Having a Setup

November 13, 2014

Artists who have studios

Artists who have studios

“Some mornings, in a perfect world, you might wake up, have a coffee, finish meditation, and say, ‘Okay, today I’m going into the shop to work on a lamp.’  This idea comes to you, you can see it, but to accomplish it you need what I call a ‘setup.’  For example, you may need a working shop or a working painting studio.  You may need a working music studio.  Or a computer room where you can write something.  It’s crucial to have a setup, so that, at any given moment when you get an idea, you have the place and the tools to make it happen.”
— David Lynch, Catching the Big Fish

Ah, yes.  A room of one’s own!  I have yearned for this my entire life.  But in my imperfect world of making do — which I realize is an outlook I have deliberately embraced, one in alignment with my frugal tendencies — I’ve never had my own workroom, and for just one brief year or two had my own bedroom.  I’ve lived virtually all of my life in shared spaces.

But because over these past couple of years I’ve made painting a higher priority, and lately have been trying to commit to at least one sketch a day, I’ve fallen into a kind of portable “setup” that is working for me.  I keep my supplies in a basket, and when I’m ready to paint, I take this basket to the dining room table, grab a portable standing lamp to illuminate the table, and get to work.  Not much of a fuss.  And no excuse not to get started.

My watercolor painting "setup"

My watercolor painting “setup”

Still, it is fun to see other artist’s work spaces, such as those featured in Joe Fig’s Inside the Painter’s Studio.  I will try not to be envious of those who have actual studio spaces to work in, and instead try to affirm my belief in making do and just painting where I can.  Focus on the work, not on the work space.

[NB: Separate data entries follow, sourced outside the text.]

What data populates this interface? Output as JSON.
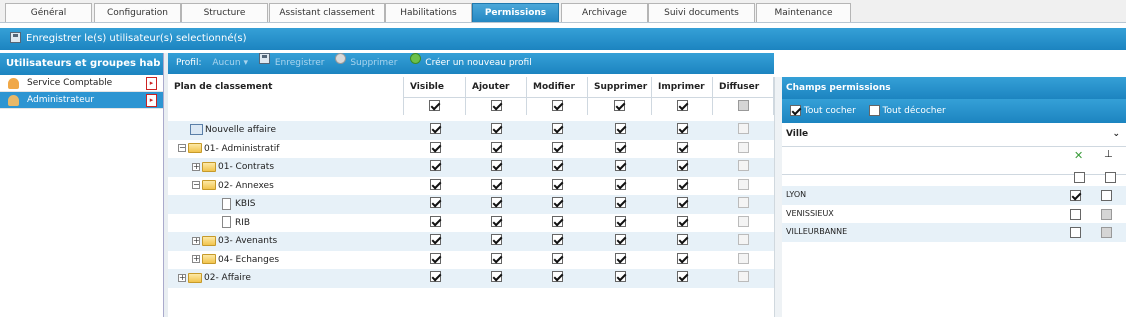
{
  "tabs": [
    {
      "label": "Général",
      "active": false
    },
    {
      "label": "Configuration",
      "active": false
    },
    {
      "label": "Structure",
      "active": false
    },
    {
      "label": "Assistant classement",
      "active": false
    },
    {
      "label": "Habilitations",
      "active": false
    },
    {
      "label": "Permissions",
      "active": true
    },
    {
      "label": "Archivage",
      "active": false
    },
    {
      "label": "Suivi documents",
      "active": false
    },
    {
      "label": "Maintenance",
      "active": false
    }
  ],
  "toolbar": {
    "save_users_label": "Enregistrer le(s) utilisateur(s) selectionné(s)"
  },
  "users_panel": {
    "title": "Utilisateurs et groupes hab",
    "items": [
      {
        "label": "Service Comptable",
        "icon": "group-icon",
        "selected": false
      },
      {
        "label": "Administrateur",
        "icon": "user-icon",
        "selected": true
      }
    ]
  },
  "profile_bar": {
    "profil_label": "Profil:",
    "profil_value": "Aucun",
    "save_label": "Enregistrer",
    "delete_label": "Supprimer",
    "new_profile_label": "Créer un nouveau profil"
  },
  "grid": {
    "tree_header": "Plan de classement",
    "columns": [
      "Visible",
      "Ajouter",
      "Modifier",
      "Supprimer",
      "Imprimer",
      "Diffuser"
    ],
    "header_checks": [
      true,
      true,
      true,
      true,
      true,
      false
    ],
    "rows": [
      {
        "label": "Nouvelle affaire",
        "type": "node",
        "expander": "",
        "level": 0,
        "checks": [
          true,
          true,
          true,
          true,
          true,
          false
        ]
      },
      {
        "label": "01- Administratif",
        "type": "folder",
        "expander": "−",
        "level": 0,
        "checks": [
          true,
          true,
          true,
          true,
          true,
          false
        ]
      },
      {
        "label": "01- Contrats",
        "type": "folder",
        "expander": "+",
        "level": 1,
        "checks": [
          true,
          true,
          true,
          true,
          true,
          false
        ]
      },
      {
        "label": "02- Annexes",
        "type": "folder",
        "expander": "−",
        "level": 1,
        "checks": [
          true,
          true,
          true,
          true,
          true,
          false
        ]
      },
      {
        "label": "KBIS",
        "type": "doc",
        "expander": "",
        "level": 2,
        "checks": [
          true,
          true,
          true,
          true,
          true,
          false
        ]
      },
      {
        "label": "RIB",
        "type": "doc",
        "expander": "",
        "level": 2,
        "checks": [
          true,
          true,
          true,
          true,
          true,
          false
        ]
      },
      {
        "label": "03- Avenants",
        "type": "folder",
        "expander": "+",
        "level": 1,
        "checks": [
          true,
          true,
          true,
          true,
          true,
          false
        ]
      },
      {
        "label": "04- Echanges",
        "type": "folder",
        "expander": "+",
        "level": 1,
        "checks": [
          true,
          true,
          true,
          true,
          true,
          false
        ]
      },
      {
        "label": "02- Affaire",
        "type": "folder",
        "expander": "+",
        "level": 0,
        "checks": [
          true,
          true,
          true,
          true,
          true,
          false
        ]
      }
    ]
  },
  "fields_panel": {
    "title": "Champs permissions",
    "check_all_label": "Tout cocher",
    "uncheck_all_label": "Tout décocher",
    "field_name": "Ville",
    "col1_icon": "tools-cross-icon",
    "col2_icon": "hierarchy-icon",
    "values": [
      {
        "label": "LYON",
        "c1": true,
        "c2": false
      },
      {
        "label": "VENISSIEUX",
        "c1": false,
        "c2": "grey"
      },
      {
        "label": "VILLEURBANNE",
        "c1": false,
        "c2": "grey"
      }
    ]
  },
  "colors": {
    "accent": "#2487c2",
    "selected": "#2d95d2",
    "row_alt": "#e7f1f8"
  }
}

Here’s what painter Chuck Close says about his painting setup:  “You know, I always could paint anywhere, and I was never one of those people who had to have a perfect situation to paint in.  I can make art anywhere, anytime — it doesn’t matter.  I mean, I know so many artists for whom having the perfect space is somehow essential.  They spend years designing, building, outfitting the perfect space, and then when it is just about time to get to work they’ll sell that place and build another one.  It seems more often than not a way to keep from having to work.  But I could paint anywhere.  I made big paintings in the tiniest bedrooms, garages, you name it.  You know, once I have my back to the room, I could be anywhere.  I could care less.” (from his interview with Joe Fig, Inside the Painter’s Studio)


The Artist and the Studio

December 11, 2013

Artist Susanna Bluhm with one of her huge paintings, Inscape Arts, Seattle

Artist Susanna Bluhm with one of her huge paintings, Inscape Arts, Seattle

Inscape Arts is an enclave of artists and their studios housed in an old historic building in Seattle’s International District.  On Sunday, more than 50 artists opened their studios, and it was a privilege to sneak peeks at their work spaces and an inspiration to see their varied and colorful work.

Artist studio


Artist studio


Studio in Inscape Buidling




Making art is difficult.  Making a living at making art is even more difficult.

“Making art now means working in the face of uncertainty; it means living with doubt and contradiction, doing something no one much cares whether you do, and for which there may be neither audience nor reward.”
—  David Bayles and Ted Orland, Art & Fear:  Observations on the Perils (and Rewards) of Art Making

It was heartening to see the Inscape artists working in such a convivial atmosphere.  The studios and their inhabitants form a community of kindred spirits, one where art making is valued, and their efforts are validated.  This coming together seems like a workable strategy to keep the loneliness of the artist at bay.

“Artists come together in the clear knowledge that when all is said and done, they will return to their studio and practice their art alone.”
—  David Bayles and Ted Orland, Art & Fear:  Observations on the Perils (and Rewards) of Art Making

Poppy III by Alisha Dall'Osto (Inscape Open Studios)

Poppy III by Alisha Dall’Osto (Inscape Open Studios)

Jen Mills, cups with dimples

Jen Mills, cups with dimples

Alicia Tormey, encaustic paintings

Alicia Tormey, encaustic paintings

Chris Sheridan's studio

Chris Sheridan’s studio

Chris Sheridan portrait (with the model, too)

Chris Sheridan portrait (with the model, too)